AB - Background: Over the last two decades an increasing number of countries have legalized euthanasia and physician-assisted suicide (EAS) leading to considerable debate over the inherent ethical dilemmas. Increasing numbers of people with personality disorders, faced with unbearable suffering, have requested and received assistance in terminating their lives. EAS in people with personality disorders has, however, received very sparse attention from clinicians and researchers. In this paper, we examine the literature on the practice and prevalence of EAS in people with personality disorders to date and discuss the associated challenges for research and practice.Methods: Narrative review of the literature combined with the authors' collective experience and knowledge of personality disorders.Results: In six of the eight countries where EAS is currently legal, mental disorders are accepted as disorders for which EAS may be granted. In four of these countries, EAS in minors with mental disorders is also accepted. Our literature search resulted in 9 papers on the subject of EAS in people with personality disorders. These studies suggest that most clinicians who grant EAS have indeed perceived their patients' suffering as chronic, unbearable and untreatable without prospect of improvement. The majority of patients with personality disorders had tried some form of psychotherapy, but very few had received any of the relevant evidence-based treatments. The decision to grant EAS based on a perception of the patient's illness as being untreatable with no prospect of improvement, could, thus, in many cases fail to meet the due care criteria listed in EAS laws. People with personality disorders more often wish for death for extended periods of time than people without these disorders. However, there is ample empirical data to show that suicidal tendencies and behaviour can be treated and that they fluctuate rapidly over time.Conclusions: In light of our findings, we believe that the current legislation and practice of EAS for people with personality disorders is based on an inadequate understanding of underlying psychopathology and a lack of awareness about the contemporary treatment literature. Moreover, we assert that this practice neglects the individual's potential for having a life worth living.

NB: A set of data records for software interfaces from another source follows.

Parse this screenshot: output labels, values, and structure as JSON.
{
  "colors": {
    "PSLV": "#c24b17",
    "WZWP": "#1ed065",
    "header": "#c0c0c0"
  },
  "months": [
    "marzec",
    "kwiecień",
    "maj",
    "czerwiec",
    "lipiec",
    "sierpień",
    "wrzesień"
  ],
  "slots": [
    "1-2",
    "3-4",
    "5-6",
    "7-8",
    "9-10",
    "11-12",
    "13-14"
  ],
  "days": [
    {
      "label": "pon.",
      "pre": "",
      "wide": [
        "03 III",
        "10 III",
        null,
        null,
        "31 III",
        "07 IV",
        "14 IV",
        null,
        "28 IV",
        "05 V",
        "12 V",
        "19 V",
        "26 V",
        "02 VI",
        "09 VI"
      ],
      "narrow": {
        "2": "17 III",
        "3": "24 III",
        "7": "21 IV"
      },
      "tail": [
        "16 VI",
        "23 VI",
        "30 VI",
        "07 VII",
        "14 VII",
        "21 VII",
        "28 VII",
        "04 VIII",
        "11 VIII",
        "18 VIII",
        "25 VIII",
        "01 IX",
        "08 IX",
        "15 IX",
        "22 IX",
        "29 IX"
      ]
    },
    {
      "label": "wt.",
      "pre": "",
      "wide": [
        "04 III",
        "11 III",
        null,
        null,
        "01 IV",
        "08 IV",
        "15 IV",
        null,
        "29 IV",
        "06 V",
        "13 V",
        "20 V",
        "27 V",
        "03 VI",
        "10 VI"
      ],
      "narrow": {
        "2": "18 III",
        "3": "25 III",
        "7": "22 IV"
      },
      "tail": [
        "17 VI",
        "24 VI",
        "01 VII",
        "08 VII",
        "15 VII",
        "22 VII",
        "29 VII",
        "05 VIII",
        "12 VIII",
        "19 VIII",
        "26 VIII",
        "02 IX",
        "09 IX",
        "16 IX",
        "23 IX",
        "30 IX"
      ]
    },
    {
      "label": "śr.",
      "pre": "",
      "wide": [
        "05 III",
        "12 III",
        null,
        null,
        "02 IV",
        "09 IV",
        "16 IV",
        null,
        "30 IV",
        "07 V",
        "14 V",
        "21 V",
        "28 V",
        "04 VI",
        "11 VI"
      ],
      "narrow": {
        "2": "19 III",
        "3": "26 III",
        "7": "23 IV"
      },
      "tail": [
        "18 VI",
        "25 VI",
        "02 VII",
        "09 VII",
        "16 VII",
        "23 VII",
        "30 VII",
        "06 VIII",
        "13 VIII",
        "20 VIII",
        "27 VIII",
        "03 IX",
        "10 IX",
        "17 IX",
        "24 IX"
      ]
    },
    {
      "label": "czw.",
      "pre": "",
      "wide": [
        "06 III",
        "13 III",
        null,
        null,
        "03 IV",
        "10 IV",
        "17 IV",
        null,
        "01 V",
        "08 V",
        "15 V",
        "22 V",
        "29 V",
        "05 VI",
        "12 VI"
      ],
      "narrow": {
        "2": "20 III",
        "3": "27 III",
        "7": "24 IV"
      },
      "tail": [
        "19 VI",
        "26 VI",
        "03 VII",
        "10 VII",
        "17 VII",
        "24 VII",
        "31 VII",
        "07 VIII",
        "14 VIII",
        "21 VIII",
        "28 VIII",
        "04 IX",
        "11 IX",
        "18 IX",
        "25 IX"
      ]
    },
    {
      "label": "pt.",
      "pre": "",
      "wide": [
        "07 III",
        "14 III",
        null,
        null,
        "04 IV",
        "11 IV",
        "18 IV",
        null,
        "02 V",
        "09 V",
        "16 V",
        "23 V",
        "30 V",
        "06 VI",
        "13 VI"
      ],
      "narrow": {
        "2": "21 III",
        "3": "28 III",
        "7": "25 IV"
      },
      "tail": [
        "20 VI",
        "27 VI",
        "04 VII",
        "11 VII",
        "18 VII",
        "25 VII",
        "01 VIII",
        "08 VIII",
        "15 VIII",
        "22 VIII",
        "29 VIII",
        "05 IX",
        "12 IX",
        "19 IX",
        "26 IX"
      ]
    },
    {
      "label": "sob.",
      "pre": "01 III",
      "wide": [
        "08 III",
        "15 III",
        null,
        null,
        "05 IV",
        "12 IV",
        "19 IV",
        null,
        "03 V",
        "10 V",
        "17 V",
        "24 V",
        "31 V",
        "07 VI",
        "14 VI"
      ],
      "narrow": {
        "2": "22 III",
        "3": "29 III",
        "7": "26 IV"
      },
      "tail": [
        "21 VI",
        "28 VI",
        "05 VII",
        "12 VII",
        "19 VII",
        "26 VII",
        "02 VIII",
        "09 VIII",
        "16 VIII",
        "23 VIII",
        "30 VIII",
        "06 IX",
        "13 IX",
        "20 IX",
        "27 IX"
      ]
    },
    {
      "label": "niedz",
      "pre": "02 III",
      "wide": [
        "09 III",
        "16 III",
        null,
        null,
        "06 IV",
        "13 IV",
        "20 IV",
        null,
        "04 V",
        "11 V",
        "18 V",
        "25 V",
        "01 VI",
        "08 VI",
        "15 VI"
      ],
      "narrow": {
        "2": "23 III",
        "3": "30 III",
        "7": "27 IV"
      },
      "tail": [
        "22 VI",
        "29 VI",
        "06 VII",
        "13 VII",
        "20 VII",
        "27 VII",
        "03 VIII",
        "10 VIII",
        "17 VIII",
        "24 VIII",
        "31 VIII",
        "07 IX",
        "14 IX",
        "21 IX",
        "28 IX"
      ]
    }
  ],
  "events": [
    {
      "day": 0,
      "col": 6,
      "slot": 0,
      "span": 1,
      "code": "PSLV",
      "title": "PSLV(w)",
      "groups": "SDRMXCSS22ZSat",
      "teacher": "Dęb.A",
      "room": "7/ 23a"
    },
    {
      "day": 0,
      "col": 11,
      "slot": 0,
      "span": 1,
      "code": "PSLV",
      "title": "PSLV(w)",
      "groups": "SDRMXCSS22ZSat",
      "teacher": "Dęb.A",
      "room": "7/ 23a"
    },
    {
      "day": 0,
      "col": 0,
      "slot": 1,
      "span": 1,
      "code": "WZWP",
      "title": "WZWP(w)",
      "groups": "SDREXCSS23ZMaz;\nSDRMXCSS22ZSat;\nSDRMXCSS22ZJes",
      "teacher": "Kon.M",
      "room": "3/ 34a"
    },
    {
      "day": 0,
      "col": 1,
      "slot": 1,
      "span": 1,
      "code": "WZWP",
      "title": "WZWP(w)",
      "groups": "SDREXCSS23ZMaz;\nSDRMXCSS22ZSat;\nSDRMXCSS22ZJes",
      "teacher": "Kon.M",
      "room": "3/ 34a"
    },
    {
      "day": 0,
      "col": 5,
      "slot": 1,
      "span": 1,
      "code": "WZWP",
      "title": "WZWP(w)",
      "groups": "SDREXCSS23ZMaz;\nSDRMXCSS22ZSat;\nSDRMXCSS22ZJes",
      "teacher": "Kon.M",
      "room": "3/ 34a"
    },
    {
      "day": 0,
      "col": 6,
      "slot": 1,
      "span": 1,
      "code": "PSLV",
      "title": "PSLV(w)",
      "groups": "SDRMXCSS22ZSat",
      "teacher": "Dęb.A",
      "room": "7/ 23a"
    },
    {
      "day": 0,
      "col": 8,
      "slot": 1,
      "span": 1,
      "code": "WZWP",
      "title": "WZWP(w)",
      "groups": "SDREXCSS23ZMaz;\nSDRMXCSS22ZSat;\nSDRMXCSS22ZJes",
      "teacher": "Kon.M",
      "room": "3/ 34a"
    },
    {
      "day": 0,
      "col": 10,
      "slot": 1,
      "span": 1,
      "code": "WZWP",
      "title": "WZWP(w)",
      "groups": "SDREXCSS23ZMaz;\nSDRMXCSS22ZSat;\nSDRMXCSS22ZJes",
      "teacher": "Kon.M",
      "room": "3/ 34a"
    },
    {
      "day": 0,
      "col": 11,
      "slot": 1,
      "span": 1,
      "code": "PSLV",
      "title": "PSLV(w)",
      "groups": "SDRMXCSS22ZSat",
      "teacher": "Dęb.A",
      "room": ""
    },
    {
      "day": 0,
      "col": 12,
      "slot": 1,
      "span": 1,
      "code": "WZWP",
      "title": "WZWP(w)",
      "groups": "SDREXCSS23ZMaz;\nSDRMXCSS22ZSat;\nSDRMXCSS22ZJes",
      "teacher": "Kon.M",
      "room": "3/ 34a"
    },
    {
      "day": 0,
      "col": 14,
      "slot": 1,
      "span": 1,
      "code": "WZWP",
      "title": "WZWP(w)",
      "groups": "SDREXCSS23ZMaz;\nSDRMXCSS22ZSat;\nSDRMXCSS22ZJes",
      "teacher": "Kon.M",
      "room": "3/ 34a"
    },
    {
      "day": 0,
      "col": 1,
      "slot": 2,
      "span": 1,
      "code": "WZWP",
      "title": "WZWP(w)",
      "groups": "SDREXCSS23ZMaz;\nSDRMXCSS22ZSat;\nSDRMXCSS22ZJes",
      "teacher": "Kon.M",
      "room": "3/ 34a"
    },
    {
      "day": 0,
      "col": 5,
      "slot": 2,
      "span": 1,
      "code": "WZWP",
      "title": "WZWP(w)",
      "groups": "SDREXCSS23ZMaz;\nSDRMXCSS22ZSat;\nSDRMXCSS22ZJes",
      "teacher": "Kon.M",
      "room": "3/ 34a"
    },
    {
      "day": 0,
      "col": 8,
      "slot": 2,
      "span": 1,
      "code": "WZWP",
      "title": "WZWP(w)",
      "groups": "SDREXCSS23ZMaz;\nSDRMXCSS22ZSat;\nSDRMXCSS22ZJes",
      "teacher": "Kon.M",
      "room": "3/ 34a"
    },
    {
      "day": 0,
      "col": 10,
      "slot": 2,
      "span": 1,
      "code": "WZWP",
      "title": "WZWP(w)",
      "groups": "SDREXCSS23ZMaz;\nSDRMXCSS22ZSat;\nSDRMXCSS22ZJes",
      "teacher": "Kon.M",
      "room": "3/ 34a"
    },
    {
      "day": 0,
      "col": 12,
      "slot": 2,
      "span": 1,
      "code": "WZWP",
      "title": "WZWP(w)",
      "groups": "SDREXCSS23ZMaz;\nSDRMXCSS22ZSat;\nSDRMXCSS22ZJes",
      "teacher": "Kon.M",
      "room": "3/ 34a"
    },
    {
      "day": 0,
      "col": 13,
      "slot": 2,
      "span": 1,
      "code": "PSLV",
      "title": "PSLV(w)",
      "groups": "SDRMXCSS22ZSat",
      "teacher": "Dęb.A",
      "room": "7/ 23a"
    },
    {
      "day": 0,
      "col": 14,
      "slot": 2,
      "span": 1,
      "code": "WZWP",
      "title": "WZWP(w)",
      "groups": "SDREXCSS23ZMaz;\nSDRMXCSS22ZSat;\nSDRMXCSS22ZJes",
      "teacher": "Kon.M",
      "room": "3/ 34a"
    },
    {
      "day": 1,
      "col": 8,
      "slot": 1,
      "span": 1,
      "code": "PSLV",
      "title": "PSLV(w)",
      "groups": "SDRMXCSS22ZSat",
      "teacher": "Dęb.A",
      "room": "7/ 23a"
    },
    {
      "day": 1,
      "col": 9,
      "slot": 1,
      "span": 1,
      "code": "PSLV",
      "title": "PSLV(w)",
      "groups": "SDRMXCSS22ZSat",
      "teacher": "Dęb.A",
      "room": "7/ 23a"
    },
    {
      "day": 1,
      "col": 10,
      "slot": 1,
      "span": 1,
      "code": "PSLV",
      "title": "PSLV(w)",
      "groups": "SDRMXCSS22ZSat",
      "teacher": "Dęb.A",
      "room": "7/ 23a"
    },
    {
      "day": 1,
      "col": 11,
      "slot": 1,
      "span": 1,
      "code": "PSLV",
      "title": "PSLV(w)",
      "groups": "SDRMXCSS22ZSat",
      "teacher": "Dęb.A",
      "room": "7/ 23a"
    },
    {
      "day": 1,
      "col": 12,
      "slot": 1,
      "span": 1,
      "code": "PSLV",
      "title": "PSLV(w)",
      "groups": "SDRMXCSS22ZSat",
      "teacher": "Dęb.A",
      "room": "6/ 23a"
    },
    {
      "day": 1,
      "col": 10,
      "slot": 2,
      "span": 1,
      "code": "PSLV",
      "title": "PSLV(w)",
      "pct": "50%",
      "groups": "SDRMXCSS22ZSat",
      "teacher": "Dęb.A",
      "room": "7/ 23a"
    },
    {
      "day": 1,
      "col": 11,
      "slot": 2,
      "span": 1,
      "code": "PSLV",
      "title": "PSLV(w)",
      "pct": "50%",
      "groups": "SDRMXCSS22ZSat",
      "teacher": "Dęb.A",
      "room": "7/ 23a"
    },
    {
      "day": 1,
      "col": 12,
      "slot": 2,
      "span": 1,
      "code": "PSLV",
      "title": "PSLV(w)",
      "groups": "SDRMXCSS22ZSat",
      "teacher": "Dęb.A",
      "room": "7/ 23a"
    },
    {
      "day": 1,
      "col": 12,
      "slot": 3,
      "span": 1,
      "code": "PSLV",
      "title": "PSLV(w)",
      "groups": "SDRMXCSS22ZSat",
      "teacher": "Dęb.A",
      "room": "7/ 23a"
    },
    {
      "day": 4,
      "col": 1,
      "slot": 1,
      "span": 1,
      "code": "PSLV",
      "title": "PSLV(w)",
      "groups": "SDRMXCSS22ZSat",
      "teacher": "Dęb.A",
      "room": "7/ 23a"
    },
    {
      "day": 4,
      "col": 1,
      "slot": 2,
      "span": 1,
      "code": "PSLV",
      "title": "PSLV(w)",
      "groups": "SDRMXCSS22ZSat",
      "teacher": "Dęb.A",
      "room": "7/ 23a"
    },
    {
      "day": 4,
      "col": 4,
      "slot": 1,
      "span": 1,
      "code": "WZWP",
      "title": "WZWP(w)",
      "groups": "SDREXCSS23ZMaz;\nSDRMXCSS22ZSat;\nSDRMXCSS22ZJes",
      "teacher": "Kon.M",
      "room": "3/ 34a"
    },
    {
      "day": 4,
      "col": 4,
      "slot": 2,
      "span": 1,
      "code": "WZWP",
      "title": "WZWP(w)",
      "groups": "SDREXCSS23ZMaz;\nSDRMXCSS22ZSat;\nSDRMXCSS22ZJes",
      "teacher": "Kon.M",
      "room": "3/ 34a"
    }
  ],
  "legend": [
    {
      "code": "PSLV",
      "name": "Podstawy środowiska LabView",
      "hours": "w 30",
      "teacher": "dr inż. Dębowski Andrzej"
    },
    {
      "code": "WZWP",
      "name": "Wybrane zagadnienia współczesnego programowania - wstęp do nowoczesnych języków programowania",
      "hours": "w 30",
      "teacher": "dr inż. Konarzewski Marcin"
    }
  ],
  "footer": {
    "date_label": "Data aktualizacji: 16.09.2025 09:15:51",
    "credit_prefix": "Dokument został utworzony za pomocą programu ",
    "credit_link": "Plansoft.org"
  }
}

KW - Euthanasia

KW - Personality disorder

KW - Physician-assisted suicide

U2 - 10.1186/s40479-020-00131-9

DO - 10.1186/s40479-020-00131-9

M3 - Article

C2 - 32742662

VL - 7

JO - Borderline Personality Disorder and Emotion Dysregulation

JF - Borderline Personality Disorder and Emotion Dysregulation

SN - 2051-6673

IS - 1

M1 - 15

ER -